**Problem details**
Every entry below should be returned exactly as it appears, with pictures left out.

Material for this exercise Start Marker

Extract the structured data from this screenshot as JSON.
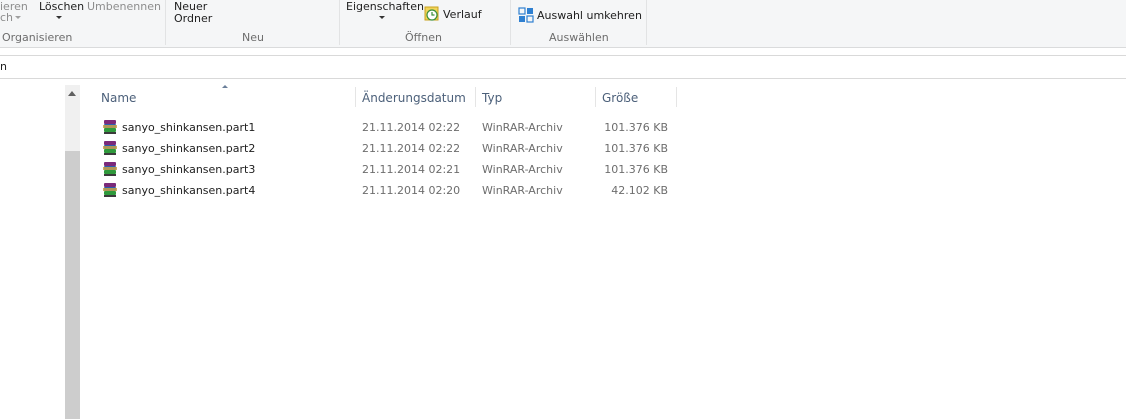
{
  "ribbon": {
    "organize": {
      "copy_path_partial_1": "ieren",
      "copy_path_partial_2": "ch",
      "delete_label": "Löschen",
      "rename_label": "Umbenennen",
      "group_label": "Organisieren"
    },
    "new": {
      "new_folder_line1": "Neuer",
      "new_folder_line2": "Ordner",
      "group_label": "Neu"
    },
    "open": {
      "properties_label": "Eigenschaften",
      "history_label": "Verlauf",
      "group_label": "Öffnen"
    },
    "select": {
      "invert_selection_label": "Auswahl umkehren",
      "group_label": "Auswählen"
    }
  },
  "address": {
    "text": "n"
  },
  "columns": {
    "name": "Name",
    "date": "Änderungsdatum",
    "type": "Typ",
    "size": "Größe"
  },
  "files": [
    {
      "name": "sanyo_shinkansen.part1",
      "date": "21.11.2014 02:22",
      "type": "WinRAR-Archiv",
      "size": "101.376 KB"
    },
    {
      "name": "sanyo_shinkansen.part2",
      "date": "21.11.2014 02:22",
      "type": "WinRAR-Archiv",
      "size": "101.376 KB"
    },
    {
      "name": "sanyo_shinkansen.part3",
      "date": "21.11.2014 02:21",
      "type": "WinRAR-Archiv",
      "size": "101.376 KB"
    },
    {
      "name": "sanyo_shinkansen.part4",
      "date": "21.11.2014 02:20",
      "type": "WinRAR-Archiv",
      "size": "42.102 KB"
    }
  ],
  "colors": {
    "ribbon_bg": "#f5f6f7",
    "header_text": "#4c607a",
    "accent_blue": "#2f80d1"
  },
  "icons": {
    "archive": "winrar-archive-icon",
    "history": "history-icon",
    "invert_selection": "invert-selection-icon",
    "sort": "sort-ascending-icon"
  }
}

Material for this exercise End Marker

**Response below**
Extract the structured data from this screenshot as JSON.
{
  "ribbon": {
    "organize": {
      "copy_path_partial_1": "ieren",
      "copy_path_partial_2": "ch",
      "delete_label": "Löschen",
      "rename_label": "Umbenennen",
      "group_label": "Organisieren"
    },
    "new": {
      "new_folder_line1": "Neuer",
      "new_folder_line2": "Ordner",
      "group_label": "Neu"
    },
    "open": {
      "properties_label": "Eigenschaften",
      "history_label": "Verlauf",
      "group_label": "Öffnen"
    },
    "select": {
      "invert_selection_label": "Auswahl umkehren",
      "group_label": "Auswählen"
    }
  },
  "address": {
    "text": "n"
  },
  "columns": {
    "name": "Name",
    "date": "Änderungsdatum",
    "type": "Typ",
    "size": "Größe"
  },
  "files": [
    {
      "name": "sanyo_shinkansen.part1",
      "date": "21.11.2014 02:22",
      "type": "WinRAR-Archiv",
      "size": "101.376 KB"
    },
    {
      "name": "sanyo_shinkansen.part2",
      "date": "21.11.2014 02:22",
      "type": "WinRAR-Archiv",
      "size": "101.376 KB"
    },
    {
      "name": "sanyo_shinkansen.part3",
      "date": "21.11.2014 02:21",
      "type": "WinRAR-Archiv",
      "size": "101.376 KB"
    },
    {
      "name": "sanyo_shinkansen.part4",
      "date": "21.11.2014 02:20",
      "type": "WinRAR-Archiv",
      "size": "42.102 KB"
    }
  ],
  "colors": {
    "ribbon_bg": "#f5f6f7",
    "header_text": "#4c607a",
    "accent_blue": "#2f80d1"
  },
  "icons": {
    "archive": "winrar-archive-icon",
    "history": "history-icon",
    "invert_selection": "invert-selection-icon",
    "sort": "sort-ascending-icon"
  }
}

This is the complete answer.